At the beginning of his career, Jules Adler, a Dreyfusard and great admirer of Émile Zola, was above all preoccupied by the misery and hardship caused by industrial society. His depictions of the plight of workers (The Providence Blast Furnaces, The Stokers, In the Coalfields) and the urban working classes, particularly in Paris where he lived (The Weary, The Soup Kitchen) soon earned him the epithet of “painter of the humble”.
In doing so, he left us one of the most powerful testimonies to the social struggles and the proletariat in the late 19th and early 20th centuries. Although he later turned to less radical subjects, his interest in the common people endured in his depictions of rural life, a change of interest that occurred after the trauma of the Great War, during which he was sent to the front as a war artist to sketch and photograph the desolation caused by the conflict. Adler found his subjects all over France, shunning the picturesque to focus on the men, women and children he encountered, ranging from fishermen’s wives at Étaples on the Channel coast, waiting for their husbands to return during a storm, to peasants working in the fields in Franche-Comté. He continued tirelessly in this vein, even sketching his fellow inmates during his internment in 1944 in the hospice in rue Picpus in Paris, transformed into an internment camp for sick and aged Jews awaiting deportation.
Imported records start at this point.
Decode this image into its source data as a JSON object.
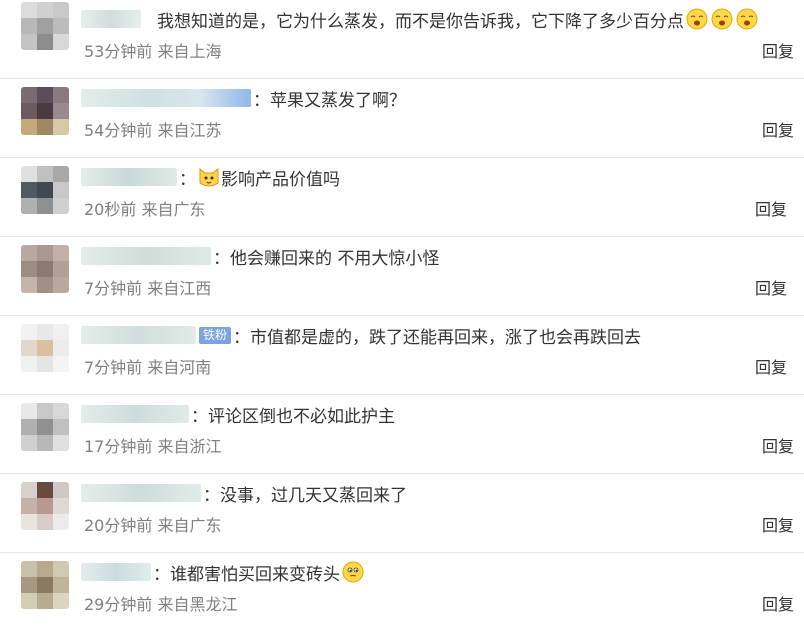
{
  "comments": [
    {
      "text": "我想知道的是，它为什么蒸发，而不是你告诉我，它下降了多少百分点",
      "meta": "53分钟前 来自上海",
      "reply": "回复",
      "tag": ""
    },
    {
      "text": "苹果又蒸发了啊？",
      "meta": "54分钟前 来自江苏",
      "reply": "回复",
      "tag": ""
    },
    {
      "text": "影响产品价值吗",
      "meta": "20秒前 来自广东",
      "reply": "回复",
      "tag": ""
    },
    {
      "text": "他会赚回来的 不用大惊小怪",
      "meta": "7分钟前 来自江西",
      "reply": "回复",
      "tag": ""
    },
    {
      "text": "市值都是虚的，跌了还能再回来，涨了也会再跌回去",
      "meta": "7分钟前 来自河南",
      "reply": "回复",
      "tag": "铁粉"
    },
    {
      "text": "评论区倒也不必如此护主",
      "meta": "17分钟前 来自浙江",
      "reply": "回复",
      "tag": ""
    },
    {
      "text": "没事，过几天又蒸回来了",
      "meta": "20分钟前 来自广东",
      "reply": "回复",
      "tag": ""
    },
    {
      "text": "谁都害怕买回来变砖头",
      "meta": "29分钟前 来自黑龙江",
      "reply": "回复",
      "tag": ""
    }
  ],
  "separator": "：",
  "icons": {
    "row1": [
      "yawn-emoji-icon",
      "yawn-emoji-icon",
      "yawn-emoji-icon"
    ],
    "row3": [
      "cat-emoji-icon"
    ],
    "row8": [
      "thinking-emoji-icon"
    ]
  }
}
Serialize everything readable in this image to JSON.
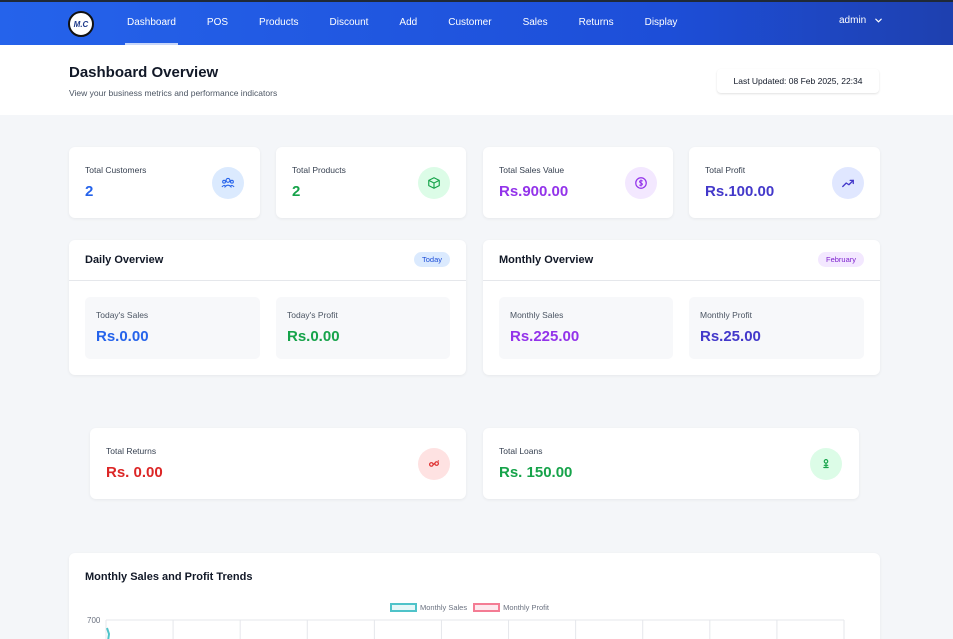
{
  "app": {
    "logo_text": "M.C",
    "nav": [
      {
        "label": "Dashboard",
        "active": true
      },
      {
        "label": "POS"
      },
      {
        "label": "Products"
      },
      {
        "label": "Discount"
      },
      {
        "label": "Add"
      },
      {
        "label": "Customer"
      },
      {
        "label": "Sales"
      },
      {
        "label": "Returns"
      },
      {
        "label": "Display"
      }
    ],
    "user": "admin"
  },
  "header": {
    "title": "Dashboard Overview",
    "subtitle": "View your business metrics and performance indicators",
    "last_updated": "Last Updated: 08 Feb 2025, 22:34"
  },
  "stats": [
    {
      "label": "Total Customers",
      "value": "2",
      "icon": "users-icon",
      "color": "#2563eb",
      "icon_bg": "#dbeafe"
    },
    {
      "label": "Total Products",
      "value": "2",
      "icon": "box-icon",
      "color": "#16a34a",
      "icon_bg": "#dcfce7"
    },
    {
      "label": "Total Sales Value",
      "value": "Rs.900.00",
      "icon": "dollar-icon",
      "color": "#9333ea",
      "icon_bg": "#f3e8ff"
    },
    {
      "label": "Total Profit",
      "value": "Rs.100.00",
      "icon": "trending-up-icon",
      "color": "#4338ca",
      "icon_bg": "#e0e7ff"
    }
  ],
  "daily": {
    "title": "Daily Overview",
    "badge": "Today",
    "items": [
      {
        "label": "Today's Sales",
        "value": "Rs.0.00",
        "color": "#2563eb"
      },
      {
        "label": "Today's Profit",
        "value": "Rs.0.00",
        "color": "#16a34a"
      }
    ]
  },
  "monthly": {
    "title": "Monthly Overview",
    "badge": "February",
    "items": [
      {
        "label": "Monthly Sales",
        "value": "Rs.225.00",
        "color": "#9333ea"
      },
      {
        "label": "Monthly Profit",
        "value": "Rs.25.00",
        "color": "#4338ca"
      }
    ]
  },
  "extra": [
    {
      "label": "Total Returns",
      "value": "Rs. 0.00",
      "icon": "link-icon",
      "color": "#dc2626",
      "icon_bg": "#fee2e2"
    },
    {
      "label": "Total Loans",
      "value": "Rs. 150.00",
      "icon": "loan-icon",
      "color": "#16a34a",
      "icon_bg": "#dcfce7"
    }
  ],
  "chart": {
    "title": "Monthly Sales and Profit Trends",
    "legend": [
      "Monthly Sales",
      "Monthly Profit"
    ],
    "y_top_label": "700"
  },
  "chart_data": {
    "type": "line",
    "title": "Monthly Sales and Profit Trends",
    "series": [
      {
        "name": "Monthly Sales",
        "color": "#4fc3c9"
      },
      {
        "name": "Monthly Profit",
        "color": "#f47c94"
      }
    ],
    "yticks_visible": [
      700
    ]
  }
}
Curators : Amélie Lavin and Claire Decomps, with the help of Virginie Michel
Publication in French
Jules Adler, 1865-1952. Peindre sous la Troisième République
240 pages, 24 × 28 cm, 25 € Silvana Editoriale, 2017
On sale at the mahJ bookshop